The Independent Police Complaints Commission (IPCC) is to investigate claims that Scotland Yard covered up the murder of a young boy at the hands of a Westminster paedophile ring.
They will examine whether corrupt Police officers ignored clues related to the death of eight–year-old Vishal Mehrotra back in 1981.
The Telegraph reports: Last November Vishal’s father, retired magistrate Vishambar Mehrotra, told the Telegraph that police had deliberately covered up his son’s killing to protect a network of high-profile child abusers.
After his allegations were passed to Scotland Yard, the Met Police launched an internal investigation into historic “corruption”, which has now been referred to the IPCC.
Vishal was abducted as he walked home to Putney, south-west London, after watching the marriage procession of the Prince and Princess of Wales.
He disappeared less than a mile away from the notorious Elm Guest House in Barnes, where a group of high-profile paedophiles including MPs are said to have abused young boys. Six months later the young boy’s bones were found in a Sussex field.
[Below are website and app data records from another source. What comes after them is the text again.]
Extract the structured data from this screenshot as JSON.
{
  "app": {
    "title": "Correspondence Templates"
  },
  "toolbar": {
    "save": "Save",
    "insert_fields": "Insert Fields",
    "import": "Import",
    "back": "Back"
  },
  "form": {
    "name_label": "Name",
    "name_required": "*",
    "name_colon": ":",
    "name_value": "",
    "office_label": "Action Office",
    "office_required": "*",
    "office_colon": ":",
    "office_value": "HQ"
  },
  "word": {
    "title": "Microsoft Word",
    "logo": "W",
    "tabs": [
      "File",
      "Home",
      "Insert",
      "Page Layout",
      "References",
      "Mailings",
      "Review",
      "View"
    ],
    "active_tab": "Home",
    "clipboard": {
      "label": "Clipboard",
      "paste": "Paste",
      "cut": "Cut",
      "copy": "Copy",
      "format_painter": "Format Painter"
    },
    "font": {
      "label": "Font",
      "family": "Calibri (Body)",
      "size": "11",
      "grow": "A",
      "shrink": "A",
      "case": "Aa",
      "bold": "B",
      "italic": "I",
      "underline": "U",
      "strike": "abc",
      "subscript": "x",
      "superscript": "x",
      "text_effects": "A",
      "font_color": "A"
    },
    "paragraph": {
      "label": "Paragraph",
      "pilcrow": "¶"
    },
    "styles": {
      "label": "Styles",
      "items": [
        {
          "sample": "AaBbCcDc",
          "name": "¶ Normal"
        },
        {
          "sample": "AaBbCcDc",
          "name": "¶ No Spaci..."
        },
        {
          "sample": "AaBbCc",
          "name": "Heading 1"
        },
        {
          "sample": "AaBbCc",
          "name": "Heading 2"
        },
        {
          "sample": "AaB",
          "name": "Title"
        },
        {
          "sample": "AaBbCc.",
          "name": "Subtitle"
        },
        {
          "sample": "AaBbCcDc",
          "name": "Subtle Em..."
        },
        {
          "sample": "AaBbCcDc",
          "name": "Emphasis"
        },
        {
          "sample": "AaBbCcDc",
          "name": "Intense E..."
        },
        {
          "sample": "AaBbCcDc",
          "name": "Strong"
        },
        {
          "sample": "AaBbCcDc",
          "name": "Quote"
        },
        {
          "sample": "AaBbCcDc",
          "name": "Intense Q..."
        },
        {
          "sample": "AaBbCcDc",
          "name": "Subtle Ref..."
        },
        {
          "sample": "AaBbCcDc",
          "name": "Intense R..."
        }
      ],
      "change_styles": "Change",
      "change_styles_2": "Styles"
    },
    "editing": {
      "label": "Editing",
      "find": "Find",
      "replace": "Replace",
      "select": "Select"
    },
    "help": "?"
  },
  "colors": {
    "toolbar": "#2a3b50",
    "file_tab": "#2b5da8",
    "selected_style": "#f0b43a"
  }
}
Last December, the Metropolitan Police announced it was investigating possible murders linked to the guesthouse.
The new inquiry was opened when an alleged victim came forward claiming to have witnessed three boys being killed, including one allegedly strangled by a Conservative MP during a depraved sex game.
In December, Vishal’s father, Vishambar Mehrotra, a retired magistrate, told the Telegraph he had recorded a mystery caller saying his son might have been taken to the Elm Guest House.
He took the recording to police at the time but claimed they refused to investigate an allegation implicating “judges and politicians”. Mr Mehrotra said it had been a huge ‘cover-up’.
After the Telegraph passed his complaint to police, the Met launched an internal probe led by the force’s Directorate of Professional Standards.
That investigation has now been handed over to the independent police watchdog, which will decide whether the original case was handled correctly.
Speaking to LBC after it emerged that the IPCC will investigate his complaint, Mr Mehrotra said: “I was very pleasantly surprised because it seems that somebody is taking things a bit seriously for the first time after 33 years. It was thanks to the media that something is happening. Whether they uncover something, time will tell.”
A spokesman for the Met Police said: “The Met were made aware of a complaint alleging corruption relating to the Met Police’s original missing person investigation into the disappearance of Vishal Mehrotra via the press.
“This complaint has been referred to the Met Police’s Directorate of Professional Standards.
“This matter will shortly be referred to the Independent Police Complaints Commission.”